- _Input data_:
^^^^

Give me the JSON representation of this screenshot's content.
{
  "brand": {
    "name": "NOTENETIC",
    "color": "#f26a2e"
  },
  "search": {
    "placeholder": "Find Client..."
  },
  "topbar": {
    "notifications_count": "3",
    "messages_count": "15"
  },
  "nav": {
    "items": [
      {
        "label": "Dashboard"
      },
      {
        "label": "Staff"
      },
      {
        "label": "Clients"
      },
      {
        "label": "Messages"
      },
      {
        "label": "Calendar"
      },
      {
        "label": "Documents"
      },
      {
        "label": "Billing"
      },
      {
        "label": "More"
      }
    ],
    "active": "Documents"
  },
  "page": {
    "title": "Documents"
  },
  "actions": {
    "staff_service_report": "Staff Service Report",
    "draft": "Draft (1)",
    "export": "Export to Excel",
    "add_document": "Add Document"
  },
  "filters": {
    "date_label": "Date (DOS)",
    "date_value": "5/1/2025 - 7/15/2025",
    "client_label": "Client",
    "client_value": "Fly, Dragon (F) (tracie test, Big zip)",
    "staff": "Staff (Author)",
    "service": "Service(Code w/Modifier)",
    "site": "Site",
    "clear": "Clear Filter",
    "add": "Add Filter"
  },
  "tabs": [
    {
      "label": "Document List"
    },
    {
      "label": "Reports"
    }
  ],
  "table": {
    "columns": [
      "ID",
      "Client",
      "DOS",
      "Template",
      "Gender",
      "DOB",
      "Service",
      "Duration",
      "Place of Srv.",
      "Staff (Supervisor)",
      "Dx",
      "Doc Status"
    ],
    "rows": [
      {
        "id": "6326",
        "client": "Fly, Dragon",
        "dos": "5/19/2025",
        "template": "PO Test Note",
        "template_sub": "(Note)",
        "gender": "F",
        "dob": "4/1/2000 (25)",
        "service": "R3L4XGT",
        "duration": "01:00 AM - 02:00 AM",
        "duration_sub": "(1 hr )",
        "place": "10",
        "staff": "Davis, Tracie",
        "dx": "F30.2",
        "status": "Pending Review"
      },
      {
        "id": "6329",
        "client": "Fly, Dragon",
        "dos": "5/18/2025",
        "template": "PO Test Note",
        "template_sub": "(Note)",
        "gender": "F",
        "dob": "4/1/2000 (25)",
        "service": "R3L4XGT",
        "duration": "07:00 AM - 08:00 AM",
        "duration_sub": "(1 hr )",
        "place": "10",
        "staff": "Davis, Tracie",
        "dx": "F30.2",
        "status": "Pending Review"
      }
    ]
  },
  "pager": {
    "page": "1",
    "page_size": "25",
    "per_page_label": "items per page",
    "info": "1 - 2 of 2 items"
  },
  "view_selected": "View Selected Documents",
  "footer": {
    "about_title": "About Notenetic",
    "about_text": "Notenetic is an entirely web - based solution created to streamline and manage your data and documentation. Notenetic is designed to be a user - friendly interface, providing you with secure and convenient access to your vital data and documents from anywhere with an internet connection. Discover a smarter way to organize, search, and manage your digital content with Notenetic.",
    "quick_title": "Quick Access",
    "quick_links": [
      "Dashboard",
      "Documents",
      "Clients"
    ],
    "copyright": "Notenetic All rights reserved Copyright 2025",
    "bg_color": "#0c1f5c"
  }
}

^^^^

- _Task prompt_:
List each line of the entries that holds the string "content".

- _Completed task_:
Give me the JSON representation of this screenshot's content.
    "about_text": "Notenetic is an entirely web - based solution created to streamline and manage your data and documentation. Notenetic is designed to be a user - friendly interface, providing you with secure and convenient access to your vital data and documents from anywhere with an internet connection. Discover a smarter way to organize, search, and manage your digital content with Notenetic.",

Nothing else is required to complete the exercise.